The Museum of Latin American Art is planning a $60 million expansion that could take up to five years to complete, museum CEO Lourdes Ramos said—but the first phase could start soon, thanks to a $10 million state grant.
She says the funding “means the future of MOLAA.”
After 28 years in its East Village location and a previous expansion that was completed about 15 years ago, the museum is ready to grow up and out: The overall project will add a second story to the main building and expand the facility’s footprint toward Seventh Street.
The changes will also enlarge the museum’s education space, create a new theater with 200 to 300 seats for lectures and programs, rebuild and upgrade storage for MOLAA’s nearly 1,400-piece collection, create new garden spaces, and incorporate water and energy efficiency into the design.
“The vision is to take the museum to the next level,” said Ramos, who has headed MOLAA since 2017.
“With this expansion, there’s no doubt that we’re going to extend the influence” and public awareness of both the museum and the city it calls home, she said.
Some Long Beach residents may know the long and noteworthy history of the museum’s location. According to a timeline put together by MOLAA docents, the building that now houses the galleries was originally built around 1910 as part of one of the first West Coast movie studios, which turned out a number of silent films.

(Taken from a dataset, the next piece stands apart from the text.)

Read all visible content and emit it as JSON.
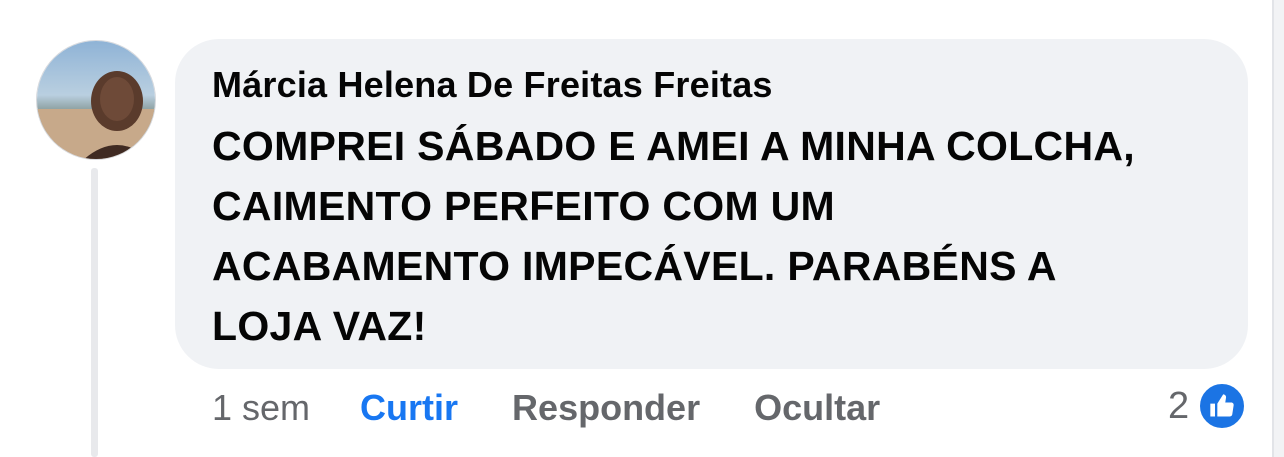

In 1929, after the studio closed, two of its buildings were converted to an indoor roller skating rink and auditorium with a pipe organ.
The rink’s popularity waned by the 1950s, and the site sat abandoned until health care magnate Dr. Robert Gumbiner bought it around 1975, turning it into medical offices where he also displayed items from his collection of Latin American art.
After retiring from the healthcare industry, Gumbiner devoted himself to growing what had been a mini gallery in his medical offices into a full-fledged (but still small) museum; MOLAA’s first incarnation opened in 1996. Already looking to go bigger, Gumbiner chose an architect and spent years planning a major renovation and expansion project–adding the current facade, lobby and gift shop–which was unveiled to the public in 2007.
Since its opening, the museum has broadened its focus beyond fine art from Spanish-speaking Latin American countries to include work from Chicano and Latino artists in the U.S.
MOLAA bills itself as the only U.S. museum “dedicated to modern and contemporary Latin American and Latino Art,” and Griselda Suarez, who teaches in the Chicano and Latino studies dept at Cal State Long Beach, agrees that it’s unique.
“MOLAA is really the only museum institution dedicated to all the Latine representations under the umbrella in the United States,” said Suarez, who also serves as executive director of the Arts Council for Long Beach.
“This is the only space for that, so they fill a large role in the country, not just in Southern California.”
This summer, state Sen. Lena Gonzalez’s office announced the award of $10 million in state funding for MOLAA, which Ramos said will help get the first phase of the expansion underway. A building retrofit and expansion of the research center and education facilities will be among the earliest projects.
That will allow the museum to serve more students, which was good news to Christine Whipp, the visual and performing arts coordinator for the Long Beach Unified School District.
A grant-funded program makes it possible for every fifth-grader in the district to visit MOLAA, where they take a tour tailored to their age group and do hands-on art activities, and the museum also offers “educator nights” to help teachers of any subject learn how to incorporate art into their lessons.
But student programs are often booked out for months, and Whipp said the events for teachers are popular and fill up fast.
Some students may not have been to an art museum before, so it’s important that they can go to one that’s in their town and is culturally relevant to their families or friends and neighbors, Whipp said.
“Museums are pretty rarefied spaces,” she said. “We want to change that. We want it to be viewed as a place where everyone is welcome and it’s part of their community.”
As soon as the state disburses the $10 million in funding, museum officials will move ahead with completing the project design, building the first phase and raising money for the later phases of expansion, MOLAA Vice President of Content, Innovation & Outreach Solimar Salas said.